Work request
The output should contain the listing word for word and no pictures.

Information shown
::::::::

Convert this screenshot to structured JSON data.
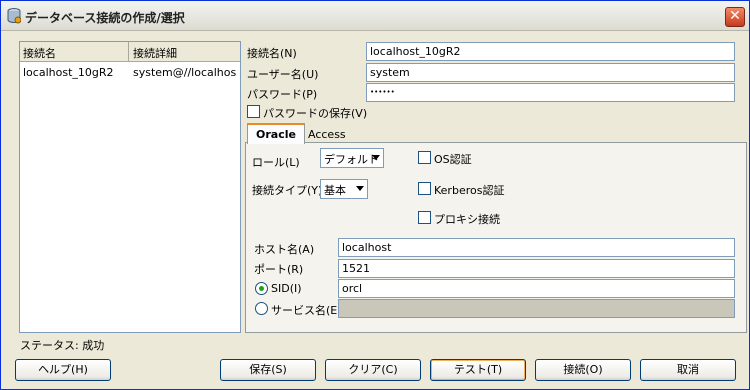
{
  "window": {
    "title": "データベース接続の作成/選択",
    "close_label": "✕"
  },
  "connections": {
    "headers": [
      "接続名",
      "接続詳細"
    ],
    "rows": [
      {
        "name": "localhost_10gR2",
        "detail": "system@//localhos..."
      }
    ]
  },
  "status": "ステータス: 成功",
  "form": {
    "conn_name_label": "接続名(N)",
    "conn_name_value": "localhost_10gR2",
    "user_label": "ユーザー名(U)",
    "user_value": "system",
    "password_label": "パスワード(P)",
    "password_value": "••••••",
    "save_password_label": "パスワードの保存(V)"
  },
  "tabs": {
    "oracle": "Oracle",
    "access": "Access"
  },
  "oracle": {
    "role_label": "ロール(L)",
    "role_value": "デフォルト",
    "conn_type_label": "接続タイプ(Y)",
    "conn_type_value": "基本",
    "os_auth_label": "OS認証",
    "kerberos_label": "Kerberos認証",
    "proxy_label": "プロキシ接続",
    "host_label": "ホスト名(A)",
    "host_value": "localhost",
    "port_label": "ポート(R)",
    "port_value": "1521",
    "sid_label": "SID(I)",
    "sid_value": "orcl",
    "service_label": "サービス名(E)",
    "service_value": ""
  },
  "buttons": {
    "help": "ヘルプ(H)",
    "save": "保存(S)",
    "clear": "クリア(C)",
    "test": "テスト(T)",
    "connect": "接続(O)",
    "cancel": "取消"
  }
}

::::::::

Exercise response
Convert this screenshot to structured JSON data.
{
  "window": {
    "title": "データベース接続の作成/選択",
    "close_label": "✕"
  },
  "connections": {
    "headers": [
      "接続名",
      "接続詳細"
    ],
    "rows": [
      {
        "name": "localhost_10gR2",
        "detail": "system@//localhos..."
      }
    ]
  },
  "status": "ステータス: 成功",
  "form": {
    "conn_name_label": "接続名(N)",
    "conn_name_value": "localhost_10gR2",
    "user_label": "ユーザー名(U)",
    "user_value": "system",
    "password_label": "パスワード(P)",
    "password_value": "••••••",
    "save_password_label": "パスワードの保存(V)"
  },
  "tabs": {
    "oracle": "Oracle",
    "access": "Access"
  },
  "oracle": {
    "role_label": "ロール(L)",
    "role_value": "デフォルト",
    "conn_type_label": "接続タイプ(Y)",
    "conn_type_value": "基本",
    "os_auth_label": "OS認証",
    "kerberos_label": "Kerberos認証",
    "proxy_label": "プロキシ接続",
    "host_label": "ホスト名(A)",
    "host_value": "localhost",
    "port_label": "ポート(R)",
    "port_value": "1521",
    "sid_label": "SID(I)",
    "sid_value": "orcl",
    "service_label": "サービス名(E)",
    "service_value": ""
  },
  "buttons": {
    "help": "ヘルプ(H)",
    "save": "保存(S)",
    "clear": "クリア(C)",
    "test": "テスト(T)",
    "connect": "接続(O)",
    "cancel": "取消"
  }
}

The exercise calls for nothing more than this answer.